Input
____________
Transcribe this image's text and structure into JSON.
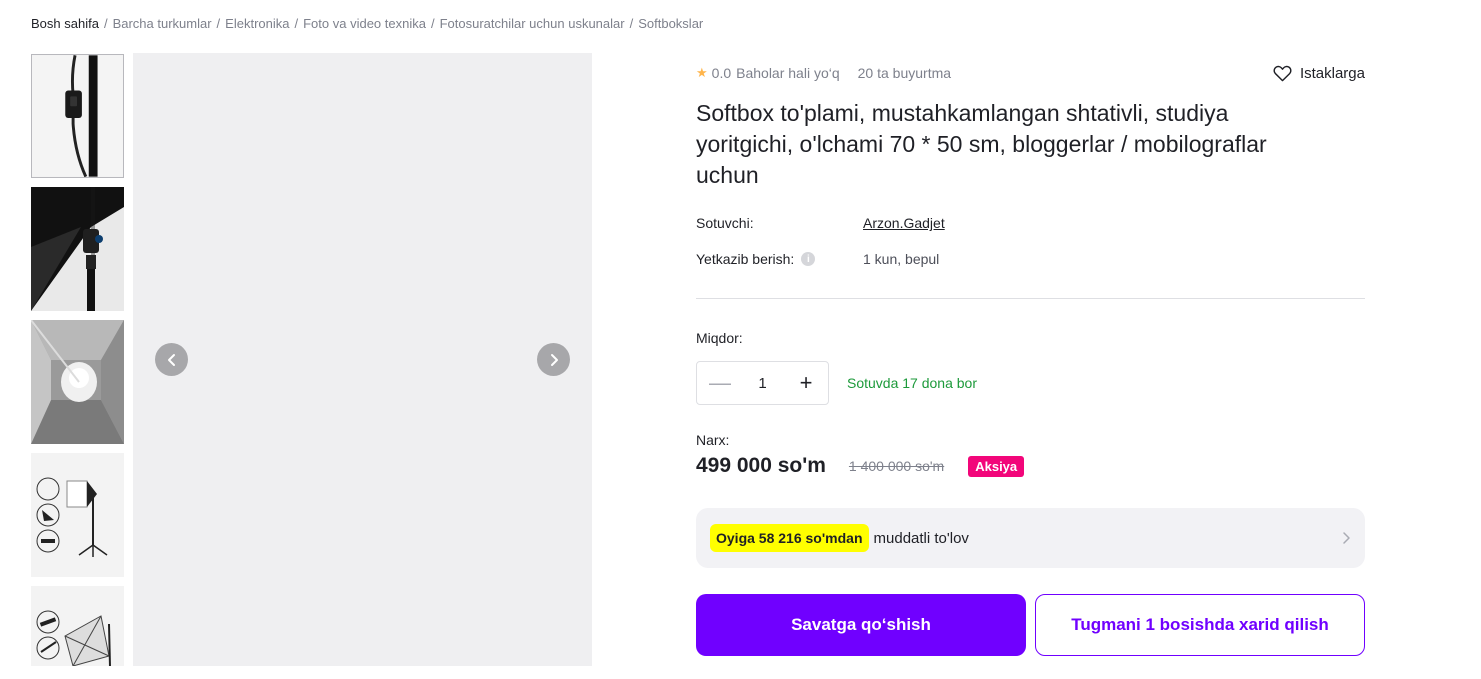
{
  "breadcrumb": [
    "Bosh sahifa",
    "Barcha turkumlar",
    "Elektronika",
    "Foto va video texnika",
    "Fotosuratchilar uchun uskunalar",
    "Softbokslar"
  ],
  "gallery": {
    "thumbnails": [
      "softbox-switch-cable",
      "softbox-bulb-socket",
      "softbox-interior-lamp",
      "softbox-kit-diagram",
      "softbox-parts-diagram"
    ],
    "prev_icon": "chevron-left-icon",
    "next_icon": "chevron-right-icon"
  },
  "product": {
    "rating": "0.0",
    "rating_text": "Baholar hali yo‘q",
    "orders": "20 ta buyurtma",
    "wishlist_label": "Istaklarga",
    "title": "Softbox to'plami, mustahkamlangan shtativli, studiya yoritgichi, o'lchami 70 * 50 sm, bloggerlar / mobilograflar uchun",
    "seller_label": "Sotuvchi:",
    "seller_name": "Arzon.Gadjet",
    "delivery_label": "Yetkazib berish:",
    "delivery_value": "1 kun, bepul",
    "quantity_label": "Miqdor:",
    "quantity": "1",
    "stock": "Sotuvda 17 dona bor",
    "price_label": "Narx:",
    "price": "499 000 so'm",
    "old_price": "1 400 000 so'm",
    "badge": "Aksiya",
    "installment_highlight": "Oyiga 58 216 so'mdan",
    "installment_text": "muddatli to'lov",
    "add_to_cart": "Savatga qo‘shish",
    "one_click": "Tugmani 1 bosishda xarid qilish"
  },
  "colors": {
    "accent": "#7000ff",
    "badge": "#f2067a",
    "stock": "#1d9a3b",
    "highlight": "#ffff00",
    "star": "#ffb54c"
  }
}
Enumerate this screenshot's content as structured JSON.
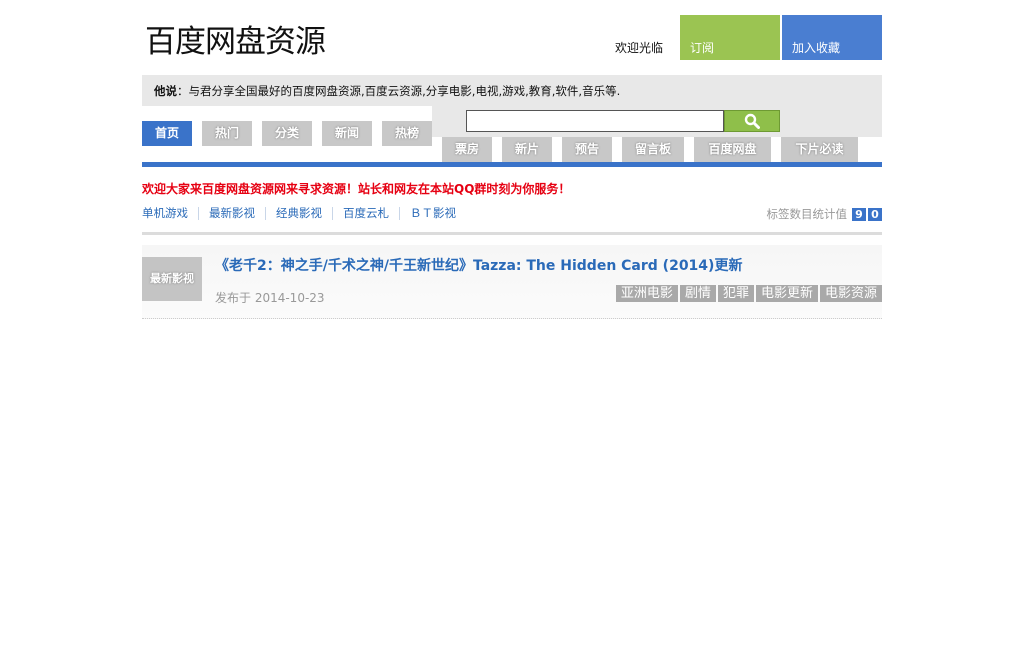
{
  "site": {
    "logo_text": "百度网盘资源",
    "welcome": "欢迎光临",
    "subscribe_label": "订阅",
    "favorite_label": "加入收藏"
  },
  "intro": {
    "speaker": "他说",
    "text": "：与君分享全国最好的百度网盘资源,百度云资源,分享电影,电视,游戏,教育,软件,音乐等."
  },
  "nav_primary": [
    "首页",
    "热门",
    "分类",
    "新闻",
    "热榜"
  ],
  "nav_secondary": [
    "票房",
    "新片",
    "预告",
    "留言板",
    "百度网盘",
    "下片必读"
  ],
  "search": {
    "placeholder": "",
    "button_icon": "search-icon"
  },
  "notice": "欢迎大家来百度网盘资源网来寻求资源！站长和网友在本站QQ群时刻为你服务！",
  "quick_links": [
    "单机游戏",
    "最新影视",
    "经典影视",
    "百度云札",
    "ＢＴ影视"
  ],
  "tag_stats": {
    "label": "标签数目统计值",
    "digits": [
      "9",
      "0"
    ]
  },
  "post": {
    "category": "最新影视",
    "title": "《老千2：神之手/千术之神/千王新世纪》Tazza: The Hidden Card (2014)更新",
    "date": "发布于 2014-10-23",
    "tags": [
      "亚洲电影",
      "剧情",
      "犯罪",
      "电影更新",
      "电影资源"
    ]
  },
  "colors": {
    "accent_blue": "#3a73c9",
    "accent_green": "#9bc452",
    "notice_red": "#e60012"
  }
}
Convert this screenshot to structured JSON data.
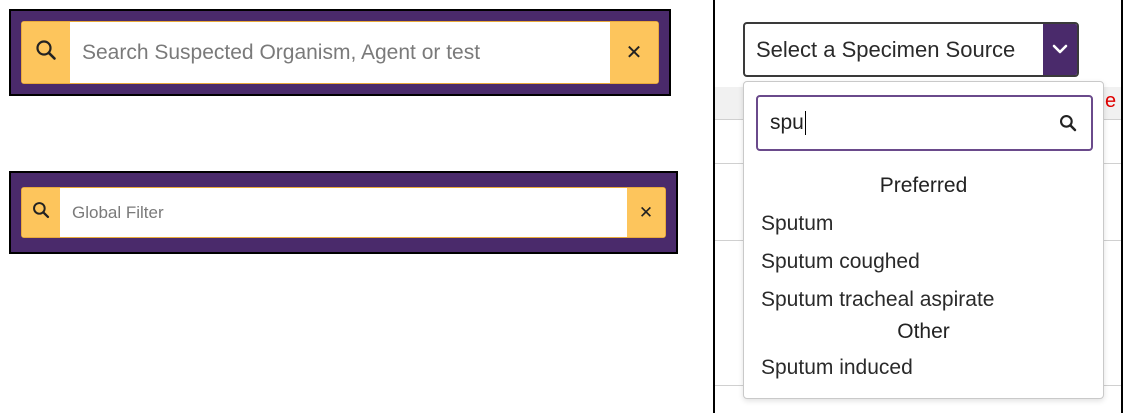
{
  "search1": {
    "placeholder": "Search Suspected Organism, Agent or test"
  },
  "search2": {
    "placeholder": "Global Filter"
  },
  "specimen_select": {
    "label": "Select a Specimen Source",
    "filter_value": "spu",
    "groups": [
      {
        "header": "Preferred",
        "options": [
          "Sputum",
          "Sputum coughed",
          "Sputum tracheal aspirate"
        ]
      },
      {
        "header": "Other",
        "options": [
          "Sputum induced"
        ]
      }
    ]
  },
  "hidden_text_fragment": "e",
  "colors": {
    "accent_purple": "#4a2a6b",
    "button_yellow": "#fdc55c",
    "input_border_orange": "#e8a93a",
    "filter_border_purple": "#6a4a8b",
    "required_red": "#e00000"
  },
  "icons": [
    "search-icon",
    "close-icon",
    "chevron-down-icon"
  ]
}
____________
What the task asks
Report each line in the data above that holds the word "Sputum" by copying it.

Exercise result
          "Sputum",
          "Sputum coughed",
          "Sputum tracheal aspirate"
          "Sputum induced"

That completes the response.